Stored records
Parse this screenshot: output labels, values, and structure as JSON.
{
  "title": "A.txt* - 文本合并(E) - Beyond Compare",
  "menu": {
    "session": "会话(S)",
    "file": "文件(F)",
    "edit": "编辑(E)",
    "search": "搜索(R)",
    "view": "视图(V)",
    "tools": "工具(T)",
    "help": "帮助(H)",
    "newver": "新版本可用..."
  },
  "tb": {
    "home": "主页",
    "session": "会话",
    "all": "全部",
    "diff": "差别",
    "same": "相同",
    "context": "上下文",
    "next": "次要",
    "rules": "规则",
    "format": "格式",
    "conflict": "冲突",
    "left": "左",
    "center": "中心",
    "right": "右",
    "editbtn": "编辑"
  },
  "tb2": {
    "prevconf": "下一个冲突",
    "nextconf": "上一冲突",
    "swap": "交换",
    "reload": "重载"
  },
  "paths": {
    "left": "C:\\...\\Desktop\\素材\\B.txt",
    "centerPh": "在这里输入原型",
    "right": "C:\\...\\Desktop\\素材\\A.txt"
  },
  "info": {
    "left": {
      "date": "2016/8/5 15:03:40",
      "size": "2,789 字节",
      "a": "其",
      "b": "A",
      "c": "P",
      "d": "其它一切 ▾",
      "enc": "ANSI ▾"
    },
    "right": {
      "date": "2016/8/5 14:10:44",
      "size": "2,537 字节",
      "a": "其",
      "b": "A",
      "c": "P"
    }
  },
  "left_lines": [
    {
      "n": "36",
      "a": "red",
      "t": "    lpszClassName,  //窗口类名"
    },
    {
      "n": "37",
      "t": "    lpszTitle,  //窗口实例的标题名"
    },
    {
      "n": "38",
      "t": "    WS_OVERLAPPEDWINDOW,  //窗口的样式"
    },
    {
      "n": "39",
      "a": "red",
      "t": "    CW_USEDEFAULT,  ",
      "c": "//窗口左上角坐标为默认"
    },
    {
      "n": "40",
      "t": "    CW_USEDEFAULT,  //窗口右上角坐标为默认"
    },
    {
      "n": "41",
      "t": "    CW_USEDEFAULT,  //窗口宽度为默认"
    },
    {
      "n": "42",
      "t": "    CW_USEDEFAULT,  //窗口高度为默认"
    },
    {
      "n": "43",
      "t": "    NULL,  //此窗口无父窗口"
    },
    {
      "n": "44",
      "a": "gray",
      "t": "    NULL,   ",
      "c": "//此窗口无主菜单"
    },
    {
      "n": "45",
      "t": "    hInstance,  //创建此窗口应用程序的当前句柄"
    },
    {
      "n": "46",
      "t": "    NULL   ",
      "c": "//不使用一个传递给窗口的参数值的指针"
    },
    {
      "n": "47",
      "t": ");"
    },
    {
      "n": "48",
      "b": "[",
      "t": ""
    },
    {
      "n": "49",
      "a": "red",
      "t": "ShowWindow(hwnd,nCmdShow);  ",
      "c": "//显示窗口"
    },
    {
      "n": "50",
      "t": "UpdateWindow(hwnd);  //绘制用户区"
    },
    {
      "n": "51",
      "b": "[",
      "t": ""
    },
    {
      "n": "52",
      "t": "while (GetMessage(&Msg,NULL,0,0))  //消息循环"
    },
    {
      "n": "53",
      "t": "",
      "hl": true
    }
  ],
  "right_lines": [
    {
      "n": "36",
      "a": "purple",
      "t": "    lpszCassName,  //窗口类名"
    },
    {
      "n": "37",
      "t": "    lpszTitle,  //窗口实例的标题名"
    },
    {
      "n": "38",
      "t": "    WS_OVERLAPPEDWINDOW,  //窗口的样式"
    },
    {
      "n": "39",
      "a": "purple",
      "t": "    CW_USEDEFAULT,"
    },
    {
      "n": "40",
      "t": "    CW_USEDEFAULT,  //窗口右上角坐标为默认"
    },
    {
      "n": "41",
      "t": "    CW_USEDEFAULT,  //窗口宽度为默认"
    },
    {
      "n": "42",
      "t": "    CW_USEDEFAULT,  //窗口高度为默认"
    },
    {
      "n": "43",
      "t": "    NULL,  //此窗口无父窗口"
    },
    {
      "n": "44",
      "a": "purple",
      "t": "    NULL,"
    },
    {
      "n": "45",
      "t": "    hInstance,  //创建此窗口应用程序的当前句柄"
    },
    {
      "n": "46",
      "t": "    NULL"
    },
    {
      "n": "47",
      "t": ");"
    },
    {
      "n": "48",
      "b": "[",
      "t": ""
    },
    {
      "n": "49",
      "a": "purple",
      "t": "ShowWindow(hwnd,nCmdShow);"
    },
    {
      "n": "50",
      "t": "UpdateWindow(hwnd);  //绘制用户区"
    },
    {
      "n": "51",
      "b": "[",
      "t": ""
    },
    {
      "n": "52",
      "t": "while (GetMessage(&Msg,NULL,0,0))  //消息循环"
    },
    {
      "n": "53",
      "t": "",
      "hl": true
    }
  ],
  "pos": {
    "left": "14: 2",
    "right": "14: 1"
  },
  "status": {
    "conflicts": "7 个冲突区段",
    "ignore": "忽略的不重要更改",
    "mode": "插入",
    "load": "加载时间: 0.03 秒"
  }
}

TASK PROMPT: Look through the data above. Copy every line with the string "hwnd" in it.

EXERCISE OUTPUT:
      "t": "ShowWindow(hwnd,nCmdShow);  ",
      "t": "UpdateWindow(hwnd);  //绘制用户区"
      "t": "ShowWindow(hwnd,nCmdShow);"
      "t": "UpdateWindow(hwnd);  //绘制用户区"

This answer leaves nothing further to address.